### Assigned task
The word to find is "vertex". Copy each line of the material that contains it.

════════

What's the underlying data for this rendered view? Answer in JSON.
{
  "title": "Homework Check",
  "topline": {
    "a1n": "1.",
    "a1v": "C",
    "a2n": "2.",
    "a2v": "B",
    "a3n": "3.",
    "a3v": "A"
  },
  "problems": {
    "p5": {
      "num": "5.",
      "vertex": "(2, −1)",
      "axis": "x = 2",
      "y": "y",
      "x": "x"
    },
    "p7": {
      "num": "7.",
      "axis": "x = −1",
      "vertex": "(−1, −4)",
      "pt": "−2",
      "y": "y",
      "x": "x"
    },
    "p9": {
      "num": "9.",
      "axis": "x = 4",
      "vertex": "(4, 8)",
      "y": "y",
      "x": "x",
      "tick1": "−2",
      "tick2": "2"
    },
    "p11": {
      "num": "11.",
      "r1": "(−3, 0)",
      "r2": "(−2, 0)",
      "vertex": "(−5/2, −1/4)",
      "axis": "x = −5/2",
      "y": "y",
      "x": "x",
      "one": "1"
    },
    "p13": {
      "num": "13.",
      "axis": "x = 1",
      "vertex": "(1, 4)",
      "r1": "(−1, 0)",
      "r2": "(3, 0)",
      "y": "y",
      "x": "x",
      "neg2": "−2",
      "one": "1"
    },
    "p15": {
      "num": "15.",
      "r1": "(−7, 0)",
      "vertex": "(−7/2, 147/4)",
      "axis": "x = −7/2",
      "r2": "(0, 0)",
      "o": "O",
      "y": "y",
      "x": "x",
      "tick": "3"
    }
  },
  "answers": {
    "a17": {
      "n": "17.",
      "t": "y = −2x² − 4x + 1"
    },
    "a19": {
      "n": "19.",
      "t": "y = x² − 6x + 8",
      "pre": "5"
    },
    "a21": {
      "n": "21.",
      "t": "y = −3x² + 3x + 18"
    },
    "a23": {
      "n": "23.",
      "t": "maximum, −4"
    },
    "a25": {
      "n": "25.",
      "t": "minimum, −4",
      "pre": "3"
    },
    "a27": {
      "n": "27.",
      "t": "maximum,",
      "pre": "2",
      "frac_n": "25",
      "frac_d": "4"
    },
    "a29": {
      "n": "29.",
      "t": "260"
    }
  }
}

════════

### Response to the task
      "vertex": "(2, −1)",
      "vertex": "(−1, −4)",
      "vertex": "(4, 8)",
      "vertex": "(−5/2, −1/4)",
      "vertex": "(1, 4)",
      "vertex": "(−7/2, 147/4)",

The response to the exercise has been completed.